  • Always throw out damaged items as cracks or chips in dishes and cups can cause physical harm.
  • Always store clean dishes at least six inches off the ground in a clean area that is away from garbage.
  • Always air dry your dishes as hand towels may not be clean and could contaminate your dishes.

How to Wash Dishes

  1. Scrape or rinse off leftover food
  2. Apply friction and warm water and detergent when scrubbing leftover food and grease
  3. Rinse with hot water to remove soap and food bits.
  4. Submerge dishes in sanitizer for at least 45 seconds.
  5. Let items air dry on corrosion-resistant racks.

Time and Temperature Matter

For manual dishwashing, while rinsing the water must be 43 C (110 F) or hotter. If sanitizing with hot water, it must be 77 C (170 F) or higher and you must sanitize for a minimum of 45 seconds. With chemical sanitizer, the water must reach 24 C (75 F) or higher and also be sanitized at least 45 seconds.

When using a dishwasher, the water temperature must be between 60 and 71 C. If you are using a hot sanitizer rinse method, the water must reach 82 C (180 F) or higher and sanitize for at least 10 seconds. With a chemical sanitizer, the water must be 24 C (75 F) or more and sanitize for a minimum of 45 seconds.

If your dishwasher has a NSF badge on it that means that a third-party company is ensuring that it is safe to use. As a result, the wash, rinse and sanitize rules mentioned earlier do not apply to these dishwashers.

A Word on Drying Dishes with Cloths

While air drying is the recommended method, cloths may be used to dry dishes provided they are clean and used for no other purpose.

Dishwashing Setups

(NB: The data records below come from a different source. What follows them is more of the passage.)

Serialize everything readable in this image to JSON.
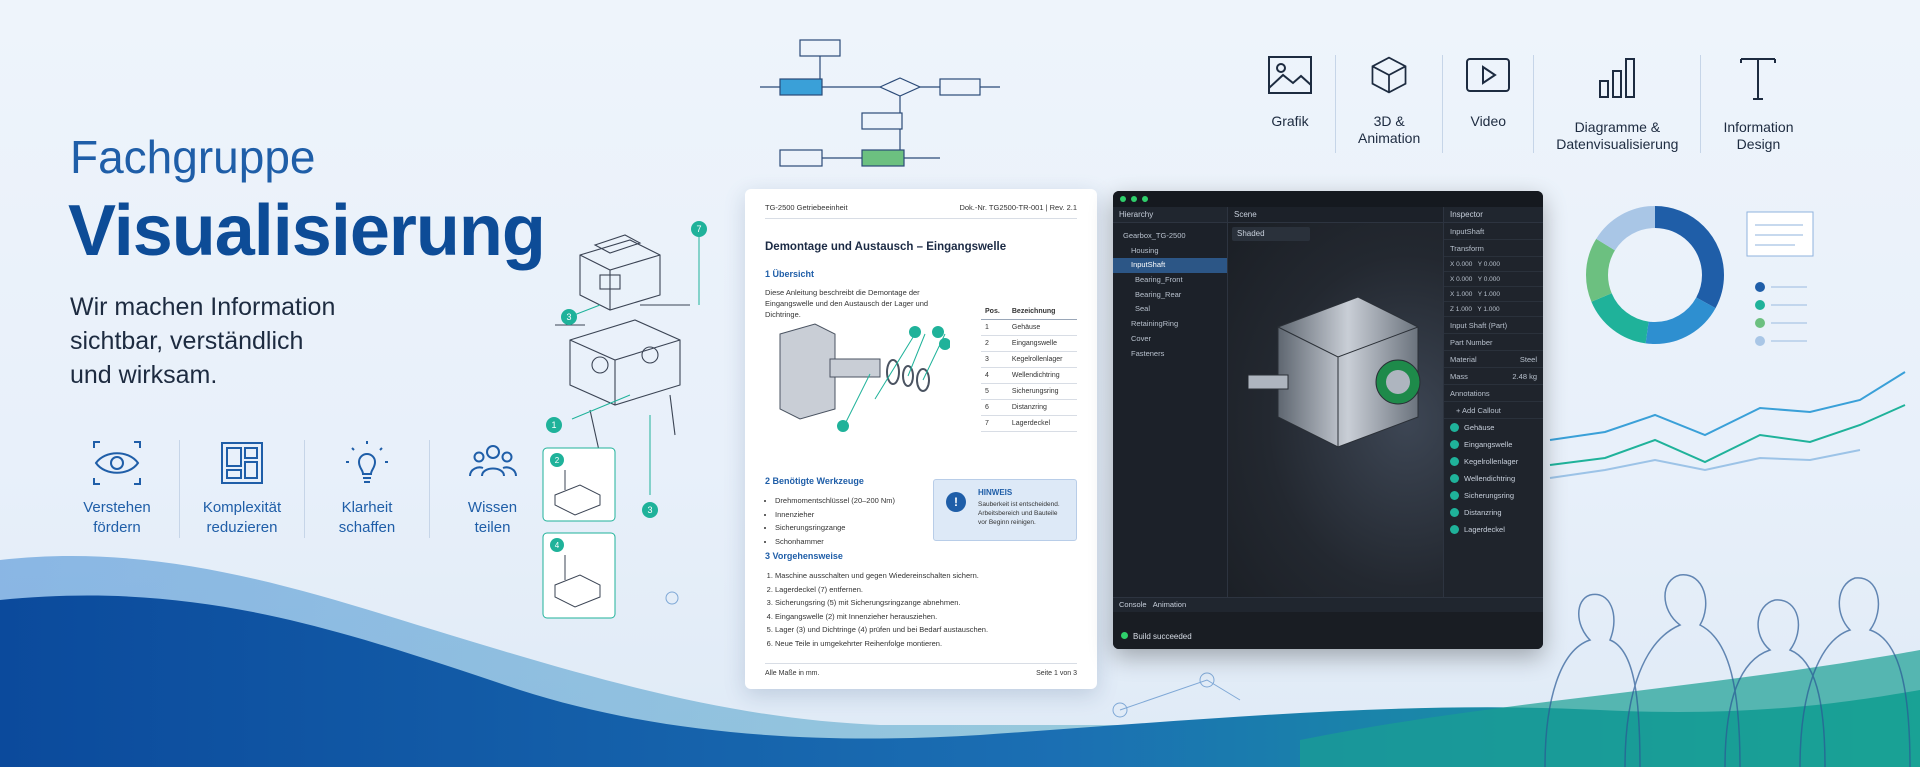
{
  "hero": {
    "kicker": "Fachgruppe",
    "title": "Visualisierung",
    "subtitle_lines": [
      "Wir machen Information",
      "sichtbar, verständlich",
      "und wirksam."
    ]
  },
  "values": [
    {
      "icon": "eye-icon",
      "line1": "Verstehen",
      "line2": "fördern"
    },
    {
      "icon": "layout-icon",
      "line1": "Komplexität",
      "line2": "reduzieren"
    },
    {
      "icon": "lightbulb-icon",
      "line1": "Klarheit",
      "line2": "schaffen"
    },
    {
      "icon": "people-icon",
      "line1": "Wissen",
      "line2": "teilen"
    }
  ],
  "top_icons": [
    {
      "icon": "image-icon",
      "line1": "Grafik",
      "line2": ""
    },
    {
      "icon": "cube-icon",
      "line1": "3D &",
      "line2": "Animation"
    },
    {
      "icon": "play-icon",
      "line1": "Video",
      "line2": ""
    },
    {
      "icon": "bar-chart-icon",
      "line1": "Diagramme &",
      "line2": "Datenvisualisierung"
    },
    {
      "icon": "text-icon",
      "line1": "Information",
      "line2": "Design"
    }
  ],
  "doc": {
    "header_left": "TG-2500 Getriebeeinheit",
    "header_right": "Dok.-Nr. TG2500-TR-001  |  Rev. 2.1",
    "title": "Demontage und Austausch – Eingangswelle",
    "s1": "1   Übersicht",
    "s1_text": "Diese Anleitung beschreibt die Demontage der Eingangswelle und den Austausch der Lager und Dichtringe.",
    "parts_head": [
      "Pos.",
      "Bezeichnung"
    ],
    "parts": [
      [
        "1",
        "Gehäuse"
      ],
      [
        "2",
        "Eingangswelle"
      ],
      [
        "3",
        "Kegelrollenlager"
      ],
      [
        "4",
        "Wellendichtring"
      ],
      [
        "5",
        "Sicherungsring"
      ],
      [
        "6",
        "Distanzring"
      ],
      [
        "7",
        "Lagerdeckel"
      ]
    ],
    "s2": "2   Benötigte Werkzeuge",
    "tools": [
      "Drehmomentschlüssel (20–200 Nm)",
      "Innenzieher",
      "Sicherungsringzange",
      "Schonhammer"
    ],
    "hint_title": "HINWEIS",
    "hint_text": "Sauberkeit ist entscheidend. Arbeitsbereich und Bauteile vor Beginn reinigen.",
    "s3": "3   Vorgehensweise",
    "steps": [
      "Maschine ausschalten und gegen Wiedereinschalten sichern.",
      "Lagerdeckel (7) entfernen.",
      "Sicherungsring (5) mit Sicherungsringzange abnehmen.",
      "Eingangswelle (2) mit Innenzieher herausziehen.",
      "Lager (3) und Dichtringe (4) prüfen und bei Bedarf austauschen.",
      "Neue Teile in umgekehrter Reihenfolge montieren."
    ],
    "footer_left": "Alle Maße in mm.",
    "footer_right": "Seite 1 von 3"
  },
  "editor": {
    "hierarchy_title": "Hierarchy",
    "scene_title": "Scene",
    "inspector_title": "Inspector",
    "shading": "Shaded",
    "tree": [
      "Gearbox_TG-2500",
      "Housing",
      "InputShaft",
      "Bearing_Front",
      "Bearing_Rear",
      "Seal",
      "RetainingRing",
      "Cover",
      "Fasteners"
    ],
    "selected": "InputShaft",
    "transform": "Transform",
    "position": [
      "X 0.000",
      "Y 0.000"
    ],
    "rotation": [
      "X 0.000",
      "Y 0.000"
    ],
    "scale": [
      "X 1.000",
      "Y 1.000"
    ],
    "scale2": [
      "Z 1.000",
      "Y 1.000"
    ],
    "part_title": "Input Shaft (Part)",
    "part_number": "Part Number",
    "material_label": "Material",
    "material_value": "Steel",
    "mass_label": "Mass",
    "mass_value": "2.48 kg",
    "annotations_title": "Annotations",
    "add_callout": "+ Add Callout",
    "annotations": [
      "Gehäuse",
      "Eingangswelle",
      "Kegelrollenlager",
      "Wellendichtring",
      "Sicherungsring",
      "Distanzring",
      "Lagerdeckel"
    ],
    "console_tab": "Console",
    "animation_tab": "Animation",
    "status": "Build succeeded"
  },
  "colors": {
    "brand": "#0d4c97",
    "accent_teal": "#1fb29a",
    "accent_green": "#6cc080",
    "donut": [
      "#1f5ea8",
      "#2e8fd0",
      "#1fb29a",
      "#6cc080",
      "#a9c6e6"
    ]
  }
}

Depending on the type of food premises you work in, it may have either a manual dishwashing setup such as in a 2-sink setup or a 3-sink setup. It could also have a mechanical dishwasher. The following is a breakdown of the differences:

2-sink setup – This setup is permitted at food premises that use only disposable service items. An example of this would be a pizzeria that only uses disposable tableware and Styrofoam or cardboard boxes. In this setup, washing and rinsing is done in one sink, while sanitizing is done in the second sink.

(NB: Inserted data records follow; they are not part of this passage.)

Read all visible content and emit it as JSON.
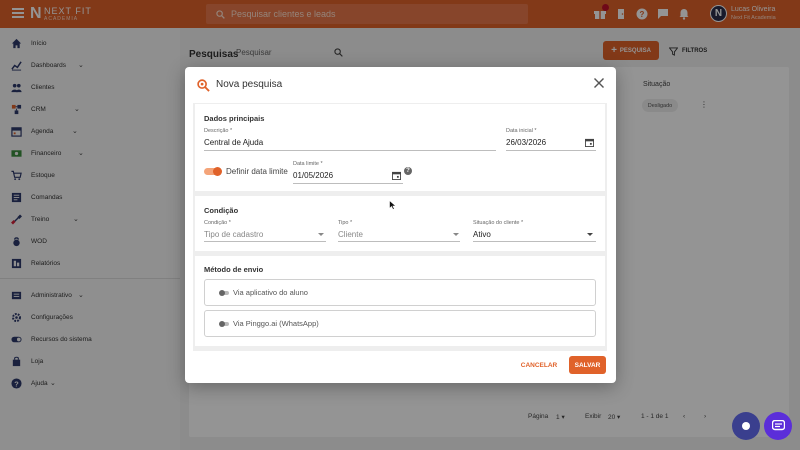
{
  "topbar": {
    "logo_mark": "N",
    "logo_text": "NEXT FIT",
    "logo_sub": "ACADEMIA",
    "search_placeholder": "Pesquisar clientes e leads",
    "user_initial": "N",
    "user_name": "Lucas Oliveira",
    "user_org": "Next Fit Academia",
    "icons": [
      "gift-icon",
      "door-icon",
      "help-icon",
      "chat-icon",
      "bell-icon"
    ]
  },
  "sidebar": {
    "items": [
      {
        "label": "Início",
        "icon": "home-icon",
        "chevron": false
      },
      {
        "label": "Dashboards",
        "icon": "chart-icon",
        "chevron": true
      },
      {
        "label": "Clientes",
        "icon": "people-icon",
        "chevron": false
      },
      {
        "label": "CRM",
        "icon": "crm-icon",
        "chevron": true
      },
      {
        "label": "Agenda",
        "icon": "calendar-icon",
        "chevron": true
      },
      {
        "label": "Financeiro",
        "icon": "money-icon",
        "chevron": true
      },
      {
        "label": "Estoque",
        "icon": "cart-icon",
        "chevron": false
      },
      {
        "label": "Comandas",
        "icon": "receipt-icon",
        "chevron": false
      },
      {
        "label": "Treino",
        "icon": "dumbbell-icon",
        "chevron": true
      },
      {
        "label": "WOD",
        "icon": "kettlebell-icon",
        "chevron": false
      },
      {
        "label": "Relatórios",
        "icon": "report-icon",
        "chevron": false
      },
      {
        "label": "Administrativo",
        "icon": "admin-icon",
        "chevron": true
      },
      {
        "label": "Configurações",
        "icon": "gear-icon",
        "chevron": false
      },
      {
        "label": "Recursos do sistema",
        "icon": "toggle-icon",
        "chevron": false
      },
      {
        "label": "Loja",
        "icon": "shop-icon",
        "chevron": false
      },
      {
        "label": "Ajuda",
        "icon": "help-icon",
        "chevron": true
      }
    ]
  },
  "main": {
    "title": "Pesquisas",
    "search_placeholder": "Pesquisar",
    "add_label": "PESQUISA",
    "filter_label": "FILTROS",
    "column_situacao": "Situação",
    "row_status": "Desligado",
    "pager": {
      "page_label": "Página",
      "page_value": "1",
      "show_label": "Exibir",
      "show_value": "20",
      "range": "1 - 1 de 1"
    }
  },
  "modal": {
    "title": "Nova pesquisa",
    "dados": {
      "title": "Dados principais",
      "descricao_label": "Descrição *",
      "descricao_value": "Central de Ajuda",
      "data_inicial_label": "Data inicial *",
      "data_inicial_value": "26/03/2026",
      "definir_limite_label": "Definir data limite",
      "definir_limite_on": true,
      "data_limite_label": "Data limite *",
      "data_limite_value": "01/05/2026"
    },
    "condicao": {
      "title": "Condição",
      "condicao_label": "Condição *",
      "condicao_value": "Tipo de cadastro",
      "tipo_label": "Tipo *",
      "tipo_value": "Cliente",
      "situacao_label": "Situação do cliente *",
      "situacao_value": "Ativo"
    },
    "metodo": {
      "title": "Método de envio",
      "options": [
        "Via aplicativo do aluno",
        "Via Pinggo.ai (WhatsApp)"
      ]
    },
    "cancel_label": "CANCELAR",
    "save_label": "SALVAR"
  },
  "colors": {
    "brand": "#e0622a",
    "fab_primary": "#3a3f8e",
    "fab_chat": "#5b2ed9"
  }
}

3-sink setup – This setup is mandatory for food premises that reuse their cutlery and dishware. The 3-sink setup allows one sink for each task of washing, rinsing and sanitizing.

Mechanical dishwasher – Often found at high-volume food premises, a mechanical dishwasher can be used at any type of food premise. There are two types of dishwashers: hot water and chemical sanitizer. Always maintain and clean the dishwasher properly. Don’t overcrowd your machine and make sure bowls, cups and glasses are placed upside down in the dishwasher. Finally, mix cutlery up to prevent nesting.

Ready to Kickstart Your Career and Get Certified?

Complete the course and exam from home and on your own schedule.